The compression and rebound damping adjusters on your suspension are known as your clickers. Making the right changes with your clickers will make your bike handle better and give you a better riding experience. Clickers control the amount of oil that is allowed to bypass your suspensions valving stack. They work like a carburetors fuel screw and fine tune your suspension.
Compression adjusters control how soft or hard your suspension is when it compresses.
Rebound adjusters control how fast or slow the suspension returns.
A shock has both Low-Speed and High-Speed compression adjusters. The Low-Speed adjuster controls the damping at low shock speed velocities like rolling bumps, whoops and jump faces. The High-Speed adjuster controls damping when the shock is moving at high speeds like g-outs and square edge bumps and effects the ride height of the bike.
Before you begin to make changes to your clickers do this first:
- check where your clickers are set.
- adjust tire pressure for your type of riding and terrain.
- make sure you have the correct spring rate on your bike and set your sag.
- install the front wheel correctly and torque your triple clamps to spec.
- bleed the air out of the forks every time you ride.
- maintain your suspension and your bike.
Start off by riding your bike with your clickers set in the stock position. This will give you a good base setting of how your bike handles. Ride a few laps at a time when you try new settings so you won’t learn to over compensate when your bike is not working correctly. Ride the same lines every lap so you get a feel for the changes you make and do not ride around the bumps you are trying to test on. Make changes to your clickers 1-2 positions at a time and one adjuster at a time. Changing compression and rebound on the fork and shock can confuse you as to what setting is actually improving the bike.
Soft terrain usually requires more compression damping. The bumps are bigger and spaced further apart so they require more rebound damping to minimize kick. If there is a hard base underneath, the bumps will usually be closer together and square edges will develop and a softer setting can be used.
If you are running in deep sand your compression and rebound settings should be stiff. Run your front end high and the rear end lower if possible for stability.
On hard terrain it is better to adjust the rebound and compression to a softer setting while still maintaining control and bottoming resistance.
This setup is similar to off-road riding in the woods where compression and rebound should be as soft as possible to absorb rocks and roots. Soft compression and rebound settings allow the bike to follow the terrain better in these conditions when it is so uneven.
Some common problem areas where adjusting your clickers can help include bottoming out, in which case you would adjust your compression clickers to a stiffer setting. Adjusting your rebound damper to a stiffer setting will help if your bike feels unstable and pushes out in turns.
While it is common to stiffen the shock rebound when your bike kicks straight up over bumps, many times it is caused by compression that is too stiff. The key here is try one change at a time to determine what is the cause. The same is true when your shock kicks to the side and the cause can be too stiff rebound or too stiff compression.
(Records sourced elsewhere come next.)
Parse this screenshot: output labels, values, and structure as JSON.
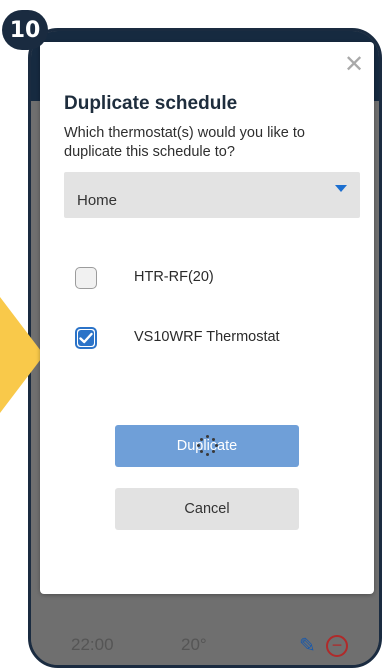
{
  "step_badge": "10",
  "modal": {
    "title": "Duplicate schedule",
    "subtitle": "Which thermostat(s) would you like to duplicate this schedule to?",
    "select": {
      "value": "Home"
    },
    "options": [
      {
        "label": "HTR-RF(20)",
        "checked": false
      },
      {
        "label": "VS10WRF Thermostat",
        "checked": true
      }
    ],
    "duplicate_label": "Duplicate",
    "cancel_label": "Cancel"
  },
  "background_row": {
    "time": "22:00",
    "temp": "20°"
  },
  "colors": {
    "accent": "#2b73c8",
    "primary_button": "#6f9fd8",
    "header": "#162a40",
    "highlight_arrow": "#f9c94a",
    "delete": "#b02a2a"
  },
  "icons": [
    "close-icon",
    "caret-down-icon",
    "checkmark-icon",
    "loading-spinner-icon",
    "pencil-icon",
    "remove-icon"
  ]
}
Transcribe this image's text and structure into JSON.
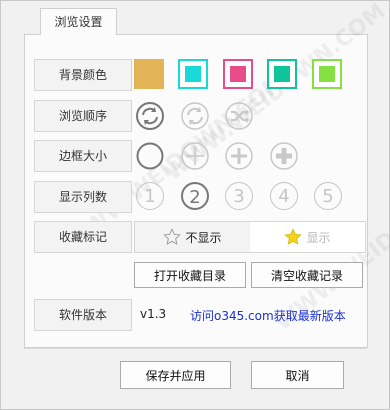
{
  "tab": {
    "label": "浏览设置"
  },
  "labels": {
    "bg_color": "背景颜色",
    "browse_order": "浏览顺序",
    "border_size": "边框大小",
    "columns": "显示列数",
    "favorite_mark": "收藏标记",
    "version": "软件版本"
  },
  "colors": {
    "swatches": [
      "#e2b457",
      "#18d8d8",
      "#e84d8a",
      "#0fc49a",
      "#86e042"
    ],
    "selected_index": 0
  },
  "browse_order": {
    "icons": [
      "repeat-icon",
      "refresh-icon",
      "shuffle-icon"
    ],
    "selected_index": 0
  },
  "border_size": {
    "icons": [
      "circle-icon",
      "plus-thin-icon",
      "plus-medium-icon",
      "plus-bold-icon"
    ],
    "selected_index": 0
  },
  "columns": {
    "options": [
      "1",
      "2",
      "3",
      "4",
      "5"
    ],
    "selected_index": 1
  },
  "favorite": {
    "hide_label": "不显示",
    "show_label": "显示",
    "selected": "hide"
  },
  "buttons": {
    "open_favorites": "打开收藏目录",
    "clear_favorites": "清空收藏记录",
    "save_apply": "保存并应用",
    "cancel": "取消"
  },
  "version": {
    "value": "v1.3",
    "link": "访问o345.com获取最新版本"
  },
  "watermark": "WWW.WEIDOWN.COM"
}
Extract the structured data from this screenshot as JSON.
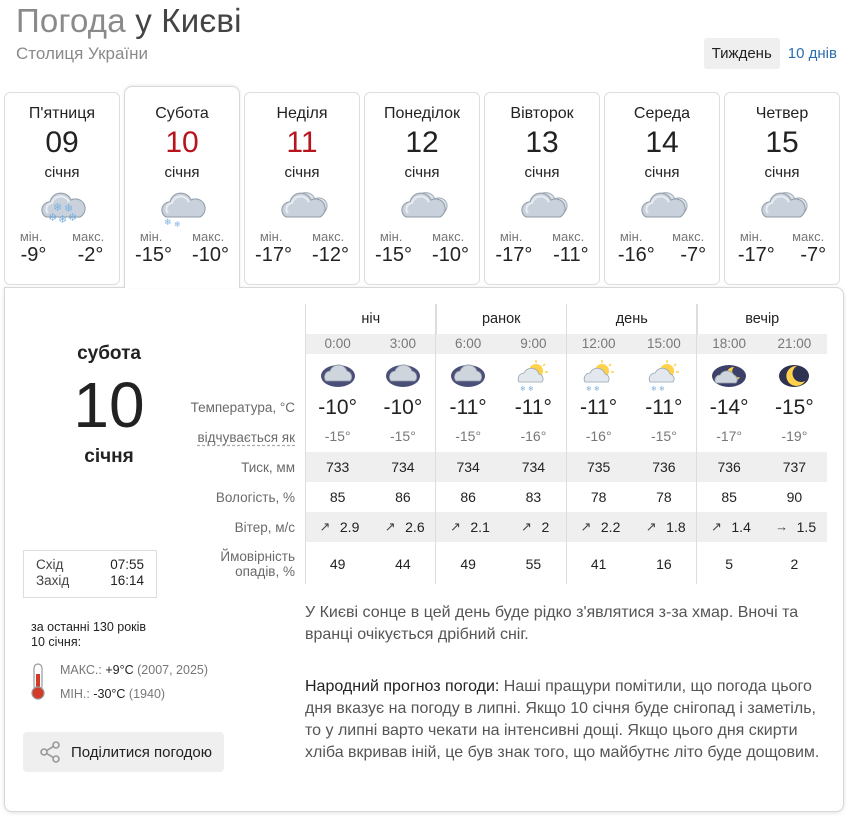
{
  "header": {
    "title_prefix": "Погода",
    "title_city": "у Києві",
    "subtitle": "Столиця України",
    "tab_week": "Тиждень",
    "tab_10days": "10 днів"
  },
  "days": [
    {
      "name": "П'ятниця",
      "num": "09",
      "month": "січня",
      "min_label": "мін.",
      "max_label": "макс.",
      "min": "-9°",
      "max": "-2°",
      "icon": "snow-cloud-icon"
    },
    {
      "name": "Субота",
      "num": "10",
      "month": "січня",
      "min_label": "мін.",
      "max_label": "макс.",
      "min": "-15°",
      "max": "-10°",
      "icon": "light-snow-icon"
    },
    {
      "name": "Неділя",
      "num": "11",
      "month": "січня",
      "min_label": "мін.",
      "max_label": "макс.",
      "min": "-17°",
      "max": "-12°",
      "icon": "cloudy-icon"
    },
    {
      "name": "Понеділок",
      "num": "12",
      "month": "січня",
      "min_label": "мін.",
      "max_label": "макс.",
      "min": "-15°",
      "max": "-10°",
      "icon": "cloudy-icon"
    },
    {
      "name": "Вівторок",
      "num": "13",
      "month": "січня",
      "min_label": "мін.",
      "max_label": "макс.",
      "min": "-17°",
      "max": "-11°",
      "icon": "cloudy-icon"
    },
    {
      "name": "Середа",
      "num": "14",
      "month": "січня",
      "min_label": "мін.",
      "max_label": "макс.",
      "min": "-16°",
      "max": "-7°",
      "icon": "cloudy-icon"
    },
    {
      "name": "Четвер",
      "num": "15",
      "month": "січня",
      "min_label": "мін.",
      "max_label": "макс.",
      "min": "-17°",
      "max": "-7°",
      "icon": "cloudy-icon"
    }
  ],
  "selected": {
    "day_name": "субота",
    "num": "10",
    "month": "січня",
    "sunrise_label": "Схід",
    "sunrise": "07:55",
    "sunset_label": "Захід",
    "sunset": "16:14",
    "history_line1": "за останні 130 років",
    "history_line2": "10 січня:",
    "max_label": "МАКС.:",
    "max_value": "+9°C",
    "max_years": "(2007, 2025)",
    "min_label": "МІН.:",
    "min_value": "-30°C",
    "min_years": "(1940)",
    "share_label": "Поділитися погодою"
  },
  "hourly": {
    "parts": [
      "ніч",
      "ранок",
      "день",
      "вечір"
    ],
    "hours": [
      "0:00",
      "3:00",
      "6:00",
      "9:00",
      "12:00",
      "15:00",
      "18:00",
      "21:00"
    ],
    "icons": [
      "night-cloud-icon",
      "night-cloud-icon",
      "night-cloud-icon",
      "sun-cloud-snow-icon",
      "sun-cloud-snow-icon",
      "sun-cloud-snow-icon",
      "moon-cloud-icon",
      "moon-icon"
    ],
    "labels": {
      "temp": "Температура, °C",
      "feels": "відчувається як",
      "pressure": "Тиск, мм",
      "humidity": "Вологість, %",
      "wind": "Вітер, м/с",
      "precip1": "Ймовірність",
      "precip2": "опадів, %"
    },
    "temp": [
      "-10°",
      "-10°",
      "-11°",
      "-11°",
      "-11°",
      "-11°",
      "-14°",
      "-15°"
    ],
    "feels": [
      "-15°",
      "-15°",
      "-15°",
      "-16°",
      "-16°",
      "-15°",
      "-17°",
      "-19°"
    ],
    "pressure": [
      "733",
      "734",
      "734",
      "734",
      "735",
      "736",
      "736",
      "737"
    ],
    "humidity": [
      "85",
      "86",
      "86",
      "83",
      "78",
      "78",
      "85",
      "90"
    ],
    "wind": [
      "2.9",
      "2.6",
      "2.1",
      "2",
      "2.2",
      "1.8",
      "1.4",
      "1.5"
    ],
    "wind_dir": [
      "↗",
      "↗",
      "↗",
      "↗",
      "↗",
      "↗",
      "↗",
      "→"
    ],
    "precip": [
      "49",
      "44",
      "49",
      "55",
      "41",
      "16",
      "5",
      "2"
    ]
  },
  "description": "У Києві сонце в цей день буде рідко з'являтися з-за хмар. Вночі та вранці очікується дрібний сніг.",
  "folk": {
    "label": "Народний прогноз погоди:",
    "text": " Наші пращури помітили, що погода цього дня вказує на погоду в липні. Якщо 10 січня буде снігопад і заметіль, то у липні варто чекати на інтенсивні дощі. Якщо цього дня скирти хліба вкривав іній, це був знак того, що майбутнє літо буде дощовим."
  },
  "colors": {
    "link": "#2a6db0",
    "weekend": "#b8141e"
  }
}
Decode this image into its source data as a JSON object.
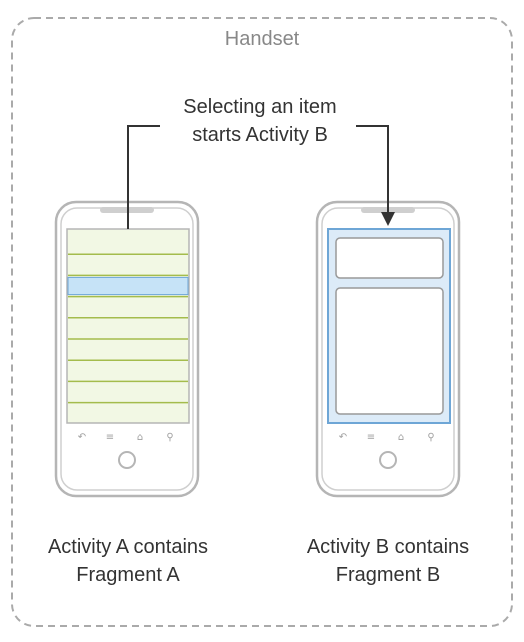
{
  "frame": {
    "title": "Handset"
  },
  "annotation": {
    "line1": "Selecting an item",
    "line2": "starts Activity B"
  },
  "phone_a": {
    "caption_line1": "Activity A contains",
    "caption_line2": "Fragment A",
    "list_item_count": 9,
    "selected_index": 2
  },
  "phone_b": {
    "caption_line1": "Activity B contains",
    "caption_line2": "Fragment B"
  },
  "colors": {
    "frame_border": "#aaaaaa",
    "phone_outline": "#b5b5b5",
    "list_background": "#f2f8e4",
    "list_divider": "#a4bc4c",
    "selected_item": "#c6e3f7",
    "screen_border": "#6ea6d6",
    "activity_background": "#dcebf8",
    "fragment_border": "#999999",
    "arrow": "#333333"
  }
}
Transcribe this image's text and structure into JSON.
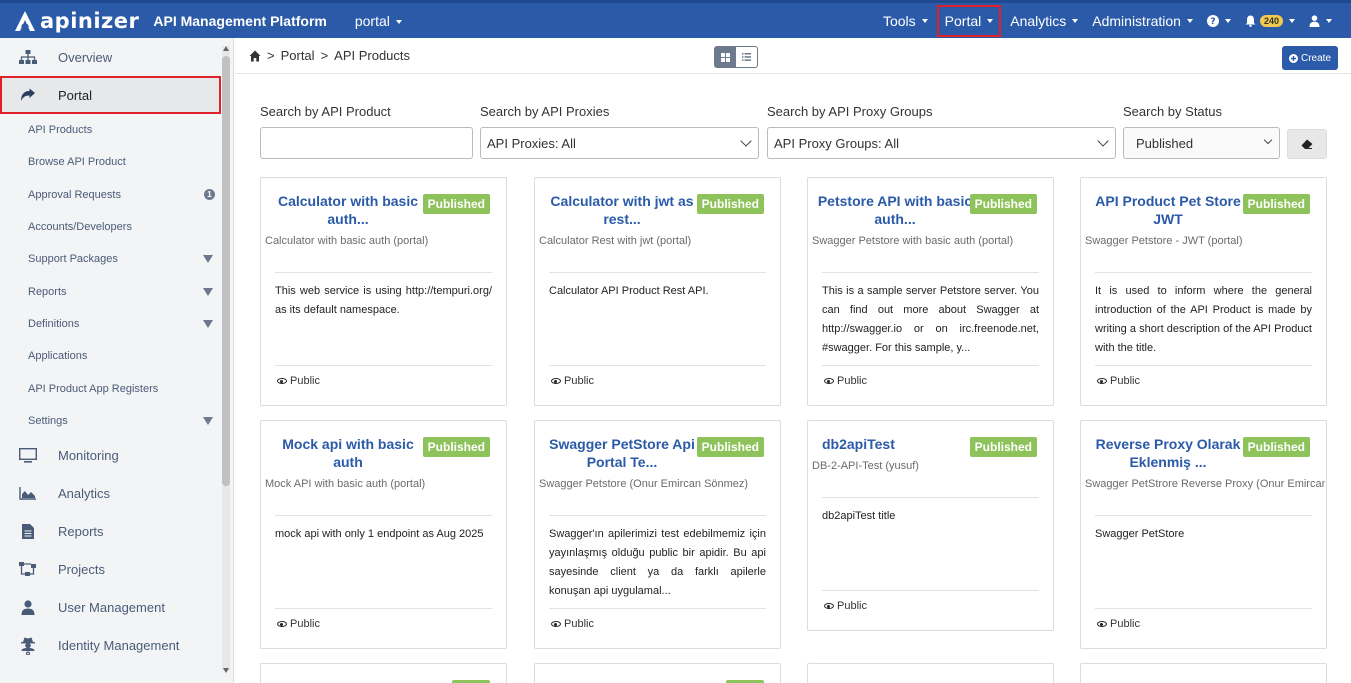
{
  "header": {
    "logo_text": "apinizer",
    "platform_title": "API Management Platform",
    "project_select": "portal",
    "nav": [
      {
        "label": "Tools"
      },
      {
        "label": "Portal"
      },
      {
        "label": "Analytics"
      },
      {
        "label": "Administration"
      }
    ],
    "notification_count": "240"
  },
  "sidebar": {
    "main_top": [
      {
        "label": "Overview",
        "icon": "sitemap-icon"
      },
      {
        "label": "Portal",
        "icon": "share-arrow-icon"
      }
    ],
    "portal_sub": [
      {
        "label": "API Products"
      },
      {
        "label": "Browse API Product"
      },
      {
        "label": "Approval Requests",
        "count": "1"
      },
      {
        "label": "Accounts/Developers"
      },
      {
        "label": "Support Packages",
        "expandable": true
      },
      {
        "label": "Reports",
        "expandable": true
      },
      {
        "label": "Definitions",
        "expandable": true
      },
      {
        "label": "Applications"
      },
      {
        "label": "API Product App Registers"
      },
      {
        "label": "Settings",
        "expandable": true
      }
    ],
    "main_bottom": [
      {
        "label": "Monitoring",
        "icon": "monitor-icon"
      },
      {
        "label": "Analytics",
        "icon": "area-chart-icon"
      },
      {
        "label": "Reports",
        "icon": "document-icon"
      },
      {
        "label": "Projects",
        "icon": "project-tree-icon"
      },
      {
        "label": "User Management",
        "icon": "user-icon"
      },
      {
        "label": "Identity Management",
        "icon": "user-secret-icon"
      }
    ]
  },
  "breadcrumb": {
    "items": [
      "Portal",
      "API Products"
    ],
    "separator": ">"
  },
  "toolbar": {
    "create_label": "Create"
  },
  "filters": {
    "product_label": "Search by API Product",
    "product_value": "",
    "proxies_label": "Search by API Proxies",
    "proxies_value": "API Proxies: All",
    "groups_label": "Search by API Proxy Groups",
    "groups_value": "API Proxy Groups: All",
    "status_label": "Search by Status",
    "status_value": "Published"
  },
  "cards": [
    {
      "title": "Calculator with basic auth...",
      "status": "Published",
      "subtitle": "Calculator with basic auth (portal)",
      "description": "This web service is using http://tempuri.org/ as its default namespace.",
      "visibility": "Public"
    },
    {
      "title": "Calculator with jwt as rest...",
      "status": "Published",
      "subtitle": "Calculator Rest with jwt (portal)",
      "description": "Calculator API Product Rest API.",
      "visibility": "Public"
    },
    {
      "title": "Petstore API with basic auth...",
      "status": "Published",
      "subtitle": "Swagger Petstore with basic auth (portal)",
      "description": "This is a sample server Petstore server. You can find out more about Swagger at http://swagger.io or on irc.freenode.net, #swagger. For this sample, y...",
      "visibility": "Public"
    },
    {
      "title": "API Product Pet Store JWT",
      "status": "Published",
      "subtitle": "Swagger Petstore - JWT (portal)",
      "description": "It is used to inform where the general introduction of the API Product is made by writing a short description of the API Product with the title.",
      "visibility": "Public"
    },
    {
      "title": "Mock api with basic auth",
      "status": "Published",
      "subtitle": "Mock API with basic auth (portal)",
      "description": "mock api with only 1 endpoint as Aug 2025",
      "visibility": "Public"
    },
    {
      "title": "Swagger PetStore Api Portal Te...",
      "status": "Published",
      "subtitle": "Swagger Petstore (Onur Emircan Sönmez)",
      "description": "Swagger'ın apilerimizi test edebilmemiz için yayınlaşmış olduğu public bir apidir. Bu api sayesinde client ya da farklı apilerle konuşan api uygulamal...",
      "visibility": "Public"
    },
    {
      "title": "db2apiTest",
      "status": "Published",
      "subtitle": "DB-2-API-Test (yusuf)",
      "description": "db2apiTest title",
      "visibility": "Public"
    },
    {
      "title": "Reverse Proxy Olarak Eklenmiş ...",
      "status": "Published",
      "subtitle": "Swagger PetStrore Reverse Proxy (Onur Emircan S",
      "description": "Swagger PetStore",
      "visibility": "Public"
    }
  ]
}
If your bike is bouncing on big bumps stiffen your rebound and soften it if is bouncing on small bumps.
Poor traction on acceleration bumps can usually be improved by softening the low-speed compression on the shock or softening the rebound so it follows the ground better. Keep in mind that faster riders generally prefer stiffer settings to maintain control at speed while slower riders prefer softer settings for comfort.